### Directions for this task
Repeat every record exactly as written.

────────────────────

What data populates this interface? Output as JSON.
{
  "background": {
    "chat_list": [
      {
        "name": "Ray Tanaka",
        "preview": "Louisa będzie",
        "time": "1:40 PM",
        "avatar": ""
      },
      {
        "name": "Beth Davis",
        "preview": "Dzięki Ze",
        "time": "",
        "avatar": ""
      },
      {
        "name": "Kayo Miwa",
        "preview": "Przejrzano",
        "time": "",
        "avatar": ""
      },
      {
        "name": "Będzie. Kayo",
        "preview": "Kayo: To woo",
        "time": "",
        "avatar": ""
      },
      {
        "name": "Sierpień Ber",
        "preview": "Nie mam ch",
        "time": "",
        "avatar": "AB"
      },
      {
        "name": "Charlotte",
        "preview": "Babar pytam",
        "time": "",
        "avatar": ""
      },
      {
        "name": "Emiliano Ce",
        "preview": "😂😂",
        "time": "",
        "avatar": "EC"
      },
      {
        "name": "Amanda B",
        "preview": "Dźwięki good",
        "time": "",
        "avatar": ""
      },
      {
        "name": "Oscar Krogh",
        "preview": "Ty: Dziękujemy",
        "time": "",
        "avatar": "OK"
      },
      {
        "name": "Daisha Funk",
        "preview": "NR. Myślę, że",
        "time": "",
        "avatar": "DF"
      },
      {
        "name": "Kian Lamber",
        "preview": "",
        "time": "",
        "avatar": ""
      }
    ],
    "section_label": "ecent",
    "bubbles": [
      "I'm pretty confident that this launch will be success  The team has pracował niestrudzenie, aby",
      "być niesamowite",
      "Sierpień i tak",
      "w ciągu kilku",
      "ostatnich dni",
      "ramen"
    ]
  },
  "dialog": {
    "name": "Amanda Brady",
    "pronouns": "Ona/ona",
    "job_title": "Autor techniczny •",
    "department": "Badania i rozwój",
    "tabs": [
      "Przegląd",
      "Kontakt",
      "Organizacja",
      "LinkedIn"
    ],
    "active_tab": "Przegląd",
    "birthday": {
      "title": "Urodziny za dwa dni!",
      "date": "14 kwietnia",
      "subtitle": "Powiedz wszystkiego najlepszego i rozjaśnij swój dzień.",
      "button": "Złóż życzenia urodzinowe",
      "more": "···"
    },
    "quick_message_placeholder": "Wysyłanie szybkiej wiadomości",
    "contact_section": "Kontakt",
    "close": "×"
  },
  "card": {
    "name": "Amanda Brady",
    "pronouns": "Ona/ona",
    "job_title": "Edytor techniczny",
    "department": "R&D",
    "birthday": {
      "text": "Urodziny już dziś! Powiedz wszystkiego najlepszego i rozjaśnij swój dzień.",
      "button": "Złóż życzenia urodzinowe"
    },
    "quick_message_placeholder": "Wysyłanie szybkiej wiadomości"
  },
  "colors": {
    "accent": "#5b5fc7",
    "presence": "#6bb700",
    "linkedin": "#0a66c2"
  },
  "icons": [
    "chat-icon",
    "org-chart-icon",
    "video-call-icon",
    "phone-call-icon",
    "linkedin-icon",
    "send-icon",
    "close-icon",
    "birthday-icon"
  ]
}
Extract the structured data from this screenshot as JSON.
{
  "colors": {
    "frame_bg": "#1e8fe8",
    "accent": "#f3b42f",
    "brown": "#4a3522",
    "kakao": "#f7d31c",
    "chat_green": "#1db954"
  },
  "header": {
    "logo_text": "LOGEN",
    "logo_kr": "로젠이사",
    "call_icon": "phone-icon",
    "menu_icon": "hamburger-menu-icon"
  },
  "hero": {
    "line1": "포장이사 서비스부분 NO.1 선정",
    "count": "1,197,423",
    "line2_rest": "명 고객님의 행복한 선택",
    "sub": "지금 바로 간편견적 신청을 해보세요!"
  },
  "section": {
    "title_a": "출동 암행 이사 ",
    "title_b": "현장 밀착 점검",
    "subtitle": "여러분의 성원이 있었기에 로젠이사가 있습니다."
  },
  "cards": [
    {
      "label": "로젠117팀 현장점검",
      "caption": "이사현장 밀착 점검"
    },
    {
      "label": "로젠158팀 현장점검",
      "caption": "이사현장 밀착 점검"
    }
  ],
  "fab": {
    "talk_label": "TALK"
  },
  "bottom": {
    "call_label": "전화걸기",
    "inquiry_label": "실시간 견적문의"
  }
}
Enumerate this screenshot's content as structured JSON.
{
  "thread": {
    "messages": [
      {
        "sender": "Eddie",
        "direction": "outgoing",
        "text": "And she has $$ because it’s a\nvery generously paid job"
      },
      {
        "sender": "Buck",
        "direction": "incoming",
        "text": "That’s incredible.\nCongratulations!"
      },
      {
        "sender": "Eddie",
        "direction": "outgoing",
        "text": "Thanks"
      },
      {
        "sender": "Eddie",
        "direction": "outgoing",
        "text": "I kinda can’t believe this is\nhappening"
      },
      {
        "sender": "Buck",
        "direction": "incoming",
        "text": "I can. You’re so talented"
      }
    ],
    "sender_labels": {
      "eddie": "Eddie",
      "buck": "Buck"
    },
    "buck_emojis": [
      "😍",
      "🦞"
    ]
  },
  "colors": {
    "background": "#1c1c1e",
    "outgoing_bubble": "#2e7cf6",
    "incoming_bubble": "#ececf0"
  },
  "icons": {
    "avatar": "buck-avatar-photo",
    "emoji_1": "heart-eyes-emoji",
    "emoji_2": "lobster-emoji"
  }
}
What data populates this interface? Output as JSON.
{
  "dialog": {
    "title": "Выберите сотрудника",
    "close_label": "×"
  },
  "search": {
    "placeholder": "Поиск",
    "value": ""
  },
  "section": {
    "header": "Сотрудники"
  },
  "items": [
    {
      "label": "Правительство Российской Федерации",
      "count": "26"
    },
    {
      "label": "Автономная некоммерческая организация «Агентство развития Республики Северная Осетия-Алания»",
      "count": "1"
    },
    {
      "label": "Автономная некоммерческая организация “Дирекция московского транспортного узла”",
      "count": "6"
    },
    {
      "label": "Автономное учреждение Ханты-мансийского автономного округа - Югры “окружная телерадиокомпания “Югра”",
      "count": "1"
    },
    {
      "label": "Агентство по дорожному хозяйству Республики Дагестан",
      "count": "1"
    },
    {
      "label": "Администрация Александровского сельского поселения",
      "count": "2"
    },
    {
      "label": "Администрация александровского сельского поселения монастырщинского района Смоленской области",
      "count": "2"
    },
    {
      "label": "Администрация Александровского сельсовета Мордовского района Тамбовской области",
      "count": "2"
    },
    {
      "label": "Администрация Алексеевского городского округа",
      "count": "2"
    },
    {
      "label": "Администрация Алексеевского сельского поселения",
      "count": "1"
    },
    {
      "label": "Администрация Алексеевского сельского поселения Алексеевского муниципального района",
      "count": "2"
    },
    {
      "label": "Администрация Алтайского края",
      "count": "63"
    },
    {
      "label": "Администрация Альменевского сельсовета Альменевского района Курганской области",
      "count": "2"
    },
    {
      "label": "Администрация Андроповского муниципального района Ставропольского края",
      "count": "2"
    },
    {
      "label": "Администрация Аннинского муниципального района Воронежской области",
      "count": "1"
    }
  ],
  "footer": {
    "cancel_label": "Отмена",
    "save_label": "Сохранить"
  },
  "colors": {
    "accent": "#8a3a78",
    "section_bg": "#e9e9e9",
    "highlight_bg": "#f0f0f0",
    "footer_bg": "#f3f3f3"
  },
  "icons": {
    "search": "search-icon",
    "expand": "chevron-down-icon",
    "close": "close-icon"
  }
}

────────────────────

### Written response
What data populates this interface? Output as JSON.
{
  "background": {
    "chat_list": [
      {
        "name": "Ray Tanaka",
        "preview": "Louisa będzie",
        "time": "1:40 PM",
        "avatar": ""
      },
      {
        "name": "Beth Davis",
        "preview": "Dzięki Ze",
        "time": "",
        "avatar": ""
      },
      {
        "name": "Kayo Miwa",
        "preview": "Przejrzano",
        "time": "",
        "avatar": ""
      },
      {
        "name": "Będzie. Kayo",
        "preview": "Kayo: To woo",
        "time": "",
        "avatar": ""
      },
      {
        "name": "Sierpień Ber",
        "preview": "Nie mam ch",
        "time": "",
        "avatar": "AB"
      },
      {
        "name": "Charlotte",
        "preview": "Babar pytam",
        "time": "",
        "avatar": ""
      },
      {
        "name": "Emiliano Ce",
        "preview": "😂😂",
        "time": "",
        "avatar": "EC"
      },
      {
        "name": "Amanda B",
        "preview": "Dźwięki good",
        "time": "",
        "avatar": ""
      },
      {
        "name": "Oscar Krogh",
        "preview": "Ty: Dziękujemy",
        "time": "",
        "avatar": "OK"
      },
      {
        "name": "Daisha Funk",
        "preview": "NR. Myślę, że",
        "time": "",
        "avatar": "DF"
      },
      {
        "name": "Kian Lamber",
        "preview": "",
        "time": "",
        "avatar": ""
      }
    ],
    "section_label": "ecent",
    "bubbles": [
      "I'm pretty confident that this launch will be success  The team has pracował niestrudzenie, aby",
      "być niesamowite",
      "Sierpień i tak",
      "w ciągu kilku",
      "ostatnich dni",
      "ramen"
    ]
  },
  "dialog": {
    "name": "Amanda Brady",
    "pronouns": "Ona/ona",
    "job_title": "Autor techniczny •",
    "department": "Badania i rozwój",
    "tabs": [
      "Przegląd",
      "Kontakt",
      "Organizacja",
      "LinkedIn"
    ],
    "active_tab": "Przegląd",
    "birthday": {
      "title": "Urodziny za dwa dni!",
      "date": "14 kwietnia",
      "subtitle": "Powiedz wszystkiego najlepszego i rozjaśnij swój dzień.",
      "button": "Złóż życzenia urodzinowe",
      "more": "···"
    },
    "quick_message_placeholder": "Wysyłanie szybkiej wiadomości",
    "contact_section": "Kontakt",
    "close": "×"
  },
  "card": {
    "name": "Amanda Brady",
    "pronouns": "Ona/ona",
    "job_title": "Edytor techniczny",
    "department": "R&D",
    "birthday": {
      "text": "Urodziny już dziś! Powiedz wszystkiego najlepszego i rozjaśnij swój dzień.",
      "button": "Złóż życzenia urodzinowe"
    },
    "quick_message_placeholder": "Wysyłanie szybkiej wiadomości"
  },
  "colors": {
    "accent": "#5b5fc7",
    "presence": "#6bb700",
    "linkedin": "#0a66c2"
  },
  "icons": [
    "chat-icon",
    "org-chart-icon",
    "video-call-icon",
    "phone-call-icon",
    "linkedin-icon",
    "send-icon",
    "close-icon",
    "birthday-icon"
  ]
}
Extract the structured data from this screenshot as JSON.
{
  "colors": {
    "frame_bg": "#1e8fe8",
    "accent": "#f3b42f",
    "brown": "#4a3522",
    "kakao": "#f7d31c",
    "chat_green": "#1db954"
  },
  "header": {
    "logo_text": "LOGEN",
    "logo_kr": "로젠이사",
    "call_icon": "phone-icon",
    "menu_icon": "hamburger-menu-icon"
  },
  "hero": {
    "line1": "포장이사 서비스부분 NO.1 선정",
    "count": "1,197,423",
    "line2_rest": "명 고객님의 행복한 선택",
    "sub": "지금 바로 간편견적 신청을 해보세요!"
  },
  "section": {
    "title_a": "출동 암행 이사 ",
    "title_b": "현장 밀착 점검",
    "subtitle": "여러분의 성원이 있었기에 로젠이사가 있습니다."
  },
  "cards": [
    {
      "label": "로젠117팀 현장점검",
      "caption": "이사현장 밀착 점검"
    },
    {
      "label": "로젠158팀 현장점검",
      "caption": "이사현장 밀착 점검"
    }
  ],
  "fab": {
    "talk_label": "TALK"
  },
  "bottom": {
    "call_label": "전화걸기",
    "inquiry_label": "실시간 견적문의"
  }
}
Enumerate this screenshot's content as structured JSON.
{
  "thread": {
    "messages": [
      {
        "sender": "Eddie",
        "direction": "outgoing",
        "text": "And she has $$ because it’s a\nvery generously paid job"
      },
      {
        "sender": "Buck",
        "direction": "incoming",
        "text": "That’s incredible.\nCongratulations!"
      },
      {
        "sender": "Eddie",
        "direction": "outgoing",
        "text": "Thanks"
      },
      {
        "sender": "Eddie",
        "direction": "outgoing",
        "text": "I kinda can’t believe this is\nhappening"
      },
      {
        "sender": "Buck",
        "direction": "incoming",
        "text": "I can. You’re so talented"
      }
    ],
    "sender_labels": {
      "eddie": "Eddie",
      "buck": "Buck"
    },
    "buck_emojis": [
      "😍",
      "🦞"
    ]
  },
  "colors": {
    "background": "#1c1c1e",
    "outgoing_bubble": "#2e7cf6",
    "incoming_bubble": "#ececf0"
  },
  "icons": {
    "avatar": "buck-avatar-photo",
    "emoji_1": "heart-eyes-emoji",
    "emoji_2": "lobster-emoji"
  }
}
What data populates this interface? Output as JSON.
{
  "dialog": {
    "title": "Выберите сотрудника",
    "close_label": "×"
  },
  "search": {
    "placeholder": "Поиск",
    "value": ""
  },
  "section": {
    "header": "Сотрудники"
  },
  "items": [
    {
      "label": "Правительство Российской Федерации",
      "count": "26"
    },
    {
      "label": "Автономная некоммерческая организация «Агентство развития Республики Северная Осетия-Алания»",
      "count": "1"
    },
    {
      "label": "Автономная некоммерческая организация “Дирекция московского транспортного узла”",
      "count": "6"
    },
    {
      "label": "Автономное учреждение Ханты-мансийского автономного округа - Югры “окружная телерадиокомпания “Югра”",
      "count": "1"
    },
    {
      "label": "Агентство по дорожному хозяйству Республики Дагестан",
      "count": "1"
    },
    {
      "label": "Администрация Александровского сельского поселения",
      "count": "2"
    },
    {
      "label": "Администрация александровского сельского поселения монастырщинского района Смоленской области",
      "count": "2"
    },
    {
      "label": "Администрация Александровского сельсовета Мордовского района Тамбовской области",
      "count": "2"
    },
    {
      "label": "Администрация Алексеевского городского округа",
      "count": "2"
    },
    {
      "label": "Администрация Алексеевского сельского поселения",
      "count": "1"
    },
    {
      "label": "Администрация Алексеевского сельского поселения Алексеевского муниципального района",
      "count": "2"
    },
    {
      "label": "Администрация Алтайского края",
      "count": "63"
    },
    {
      "label": "Администрация Альменевского сельсовета Альменевского района Курганской области",
      "count": "2"
    },
    {
      "label": "Администрация Андроповского муниципального района Ставропольского края",
      "count": "2"
    },
    {
      "label": "Администрация Аннинского муниципального района Воронежской области",
      "count": "1"
    }
  ],
  "footer": {
    "cancel_label": "Отмена",
    "save_label": "Сохранить"
  },
  "colors": {
    "accent": "#8a3a78",
    "section_bg": "#e9e9e9",
    "highlight_bg": "#f0f0f0",
    "footer_bg": "#f3f3f3"
  },
  "icons": {
    "search": "search-icon",
    "expand": "chevron-down-icon",
    "close": "close-icon"
  }
}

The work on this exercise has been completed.